Visible imagery, above, from GOES-12 shows the convection continuing to develop as it moves across the Mississippi River into Memphis. Several Overshooting tops are evident, as well as parallel cloud lines at the cirrus level that are usually associated with turbulence. GOES-10, as GOES-West, was also able to capture the convection as it moved through Memphis (below).
Tropical Storm Dorian has formed in the far eastern Tropical Atlantic, just west of the Cape Verde Islands. The visible imagery above, from GOES-13 (left) and GOES-12 (right) shows the evolution of the storm in the morning on July 25th. The position change in six hours between 0845 UTC and 1445 UTC suggests a steady west-northwest movement. GOES-12 (scheduled to be decommissioned on 16 August) sits above 60 W vs. 75 W for GOES-13. Accordingly, GOES-12 has a more top-down view of the storm (near 35 W on July 25th) and GOES-13’s view is more oblique. This explains the more circular presentation in the GOES-12 imagery compared to GOES-13. A similar difference in geometry is apparent in the 10.7 Âµm imagery shown below. A slow increase in the storm organization is also obvious in the animation below.
Future development of the storm depends strongly on the environment through which the storm will move. Morphed microwave data (above) suggests that the atmosphere ahead of the storm is dryer, as total precipitable water values are less than 40 mm in the central tropical Atlantic. However, there is robust feed of moisture from the Equator near the South American coast into the storm and ocean surface temperatures are progressively warmer along the projected path of the storm. Sounder data from this site, shown below, suggests that Dorian is moving into a dryer and more stable environment. (In the imagery below, Dorian is the small storm at the far eastern edge of the sounder footprint, near 15 N and 35 W)

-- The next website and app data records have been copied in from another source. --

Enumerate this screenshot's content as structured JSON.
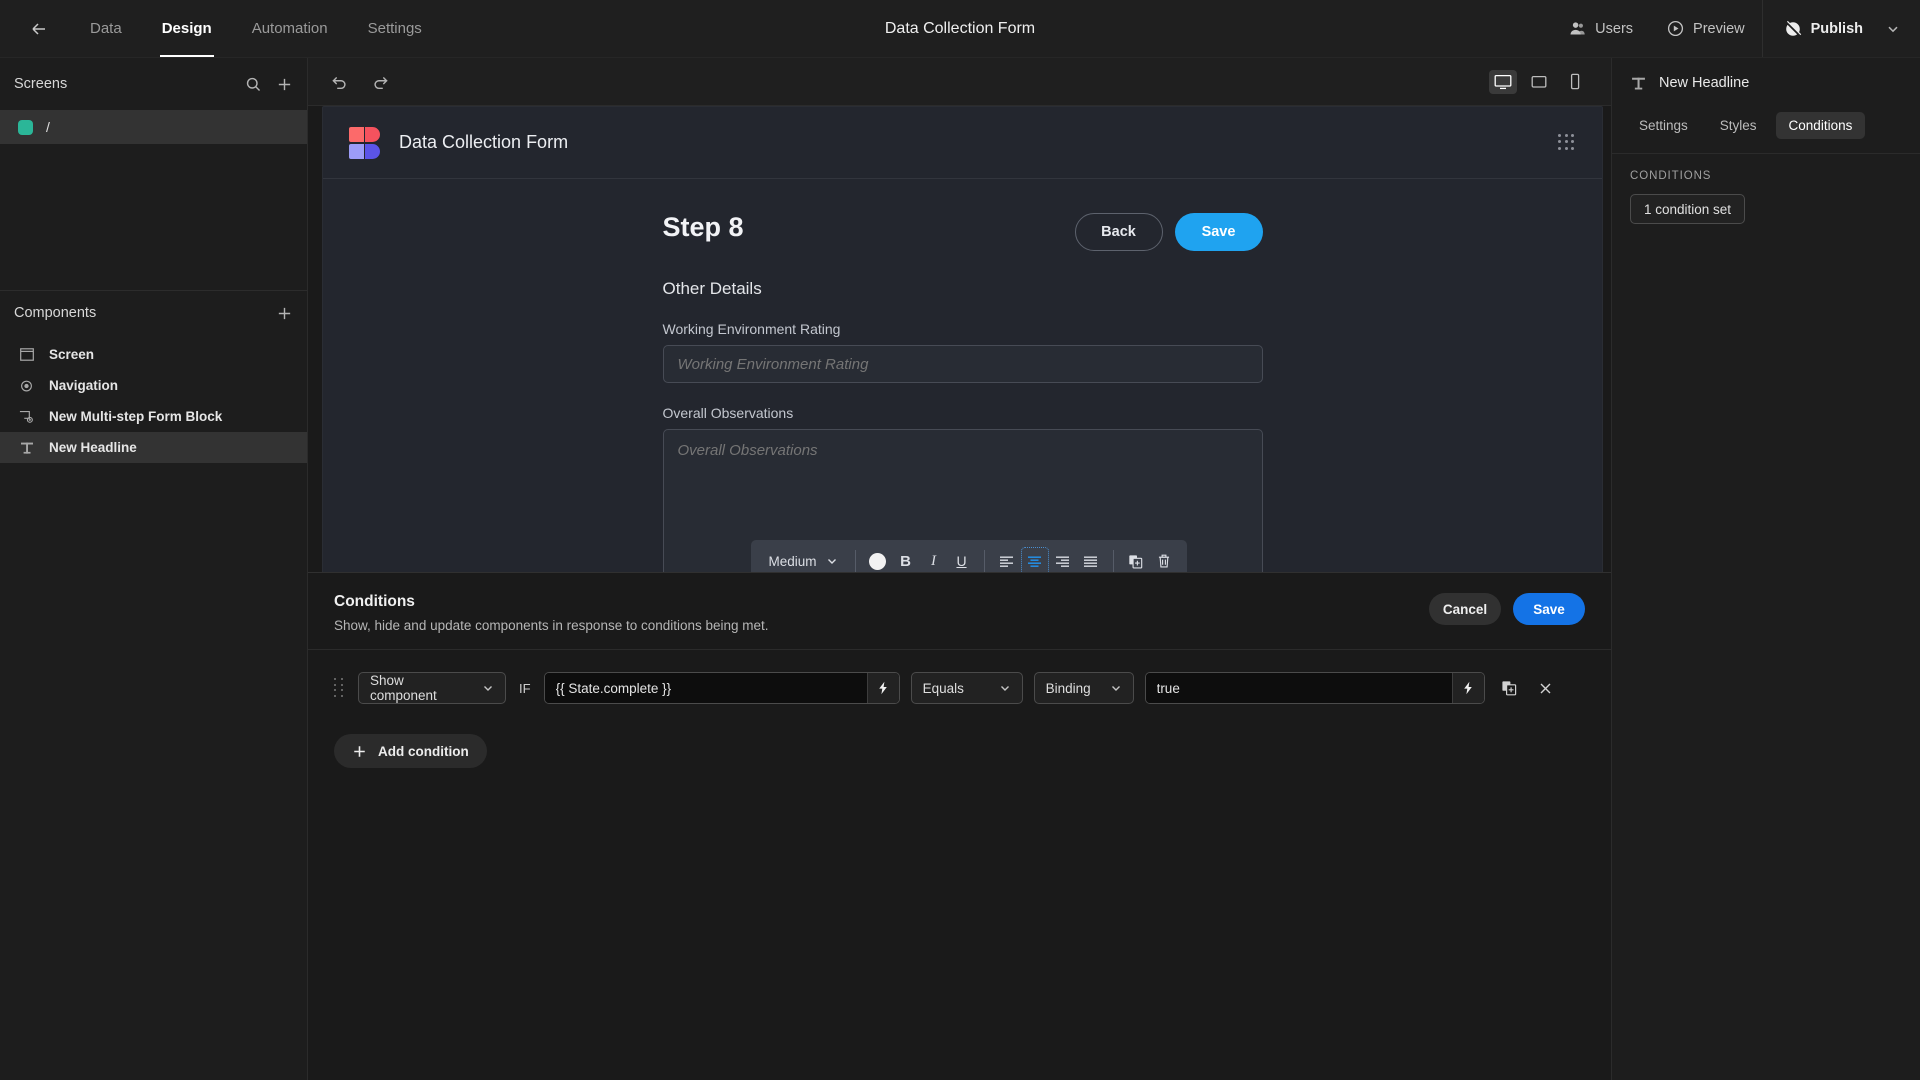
{
  "topbar": {
    "back_icon": "arrow-left-icon",
    "tabs": [
      {
        "label": "Data",
        "active": false
      },
      {
        "label": "Design",
        "active": true
      },
      {
        "label": "Automation",
        "active": false
      },
      {
        "label": "Settings",
        "active": false
      }
    ],
    "app_title": "Data Collection Form",
    "users_label": "Users",
    "preview_label": "Preview",
    "publish_label": "Publish"
  },
  "left_panel": {
    "screens_title": "Screens",
    "search_icon": "search-icon",
    "add_icon": "plus-icon",
    "screens": [
      {
        "label": "/",
        "selected": true
      }
    ],
    "components_title": "Components",
    "components_add_icon": "plus-icon",
    "components": [
      {
        "label": "Screen",
        "icon": "window-icon",
        "selected": false
      },
      {
        "label": "Navigation",
        "icon": "eye-icon",
        "selected": false
      },
      {
        "label": "New Multi-step Form Block",
        "icon": "form-block-icon",
        "selected": false
      },
      {
        "label": "New Headline",
        "icon": "text-icon",
        "selected": true
      }
    ]
  },
  "canvas_toolbar": {
    "undo_icon": "undo-icon",
    "redo_icon": "redo-icon",
    "devices": [
      {
        "name": "desktop-icon",
        "active": true
      },
      {
        "name": "tablet-icon",
        "active": false
      },
      {
        "name": "mobile-icon",
        "active": false
      }
    ]
  },
  "app_preview": {
    "logo_icon": "budibase-logo-icon",
    "app_name": "Data Collection Form",
    "grip_icon": "grip-dots-icon",
    "step_title": "Step 8",
    "back_label": "Back",
    "save_label": "Save",
    "section_title": "Other Details",
    "fields": [
      {
        "label": "Working Environment Rating",
        "placeholder": "Working Environment Rating",
        "value": "",
        "type": "text"
      },
      {
        "label": "Overall Observations",
        "placeholder": "Overall Observations",
        "value": "",
        "type": "richtext"
      }
    ],
    "rich_text_toolbar": {
      "size_label": "Medium",
      "chevron_icon": "chevron-down-icon",
      "color_swatch": "#f2f2f2",
      "bold_label": "B",
      "italic_label": "I",
      "underline_label": "U",
      "align_left_icon": "align-left-icon",
      "align_center_icon": "align-center-icon",
      "align_right_icon": "align-right-icon",
      "align_justify_icon": "align-justify-icon",
      "duplicate_icon": "duplicate-icon",
      "delete_icon": "trash-icon",
      "active_align": "center"
    }
  },
  "conditions_drawer": {
    "title": "Conditions",
    "subtitle": "Show, hide and update components in response to conditions being met.",
    "cancel_label": "Cancel",
    "save_label": "Save",
    "if_label": "IF",
    "add_condition_label": "Add condition",
    "add_icon": "plus-icon",
    "rows": [
      {
        "drag_icon": "drag-handle-icon",
        "action": "Show component",
        "binding_left": "{{ State.complete }}",
        "operator": "Equals",
        "value_type": "Binding",
        "binding_right": "true",
        "bolt_icon": "lightning-icon",
        "duplicate_icon": "duplicate-icon",
        "remove_icon": "close-icon"
      }
    ]
  },
  "right_panel": {
    "component_icon": "text-icon",
    "component_name": "New Headline",
    "tabs": [
      {
        "label": "Settings",
        "active": false
      },
      {
        "label": "Styles",
        "active": false
      },
      {
        "label": "Conditions",
        "active": true
      }
    ],
    "section_label": "CONDITIONS",
    "condition_set_label": "1 condition set"
  },
  "colors": {
    "accent_blue": "#1fa3f0",
    "drawer_save_blue": "#1473e6",
    "screen_dot_green": "#2bb698",
    "panel_bg": "#1d1d1d",
    "canvas_bg": "#1a1a1a",
    "app_frame_bg": "#23262e"
  }
}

Scatterometer winds from ASCAT, above, show tropical storm-force winds north of the storm center. The storm itself is embedded within a rich moisture feed from the ITCZ. Further information and graphics on the storm are available at the CIMSS Tropical Weather Website and the CIMSS GOES-R Tropical Overshooting Tops Website. Refer to the National Hurricane Center website for official forecasts and storm discussions. People along the southeast coast of the United States and in the Caribbean Sea should monitor the progress of this early-season storm.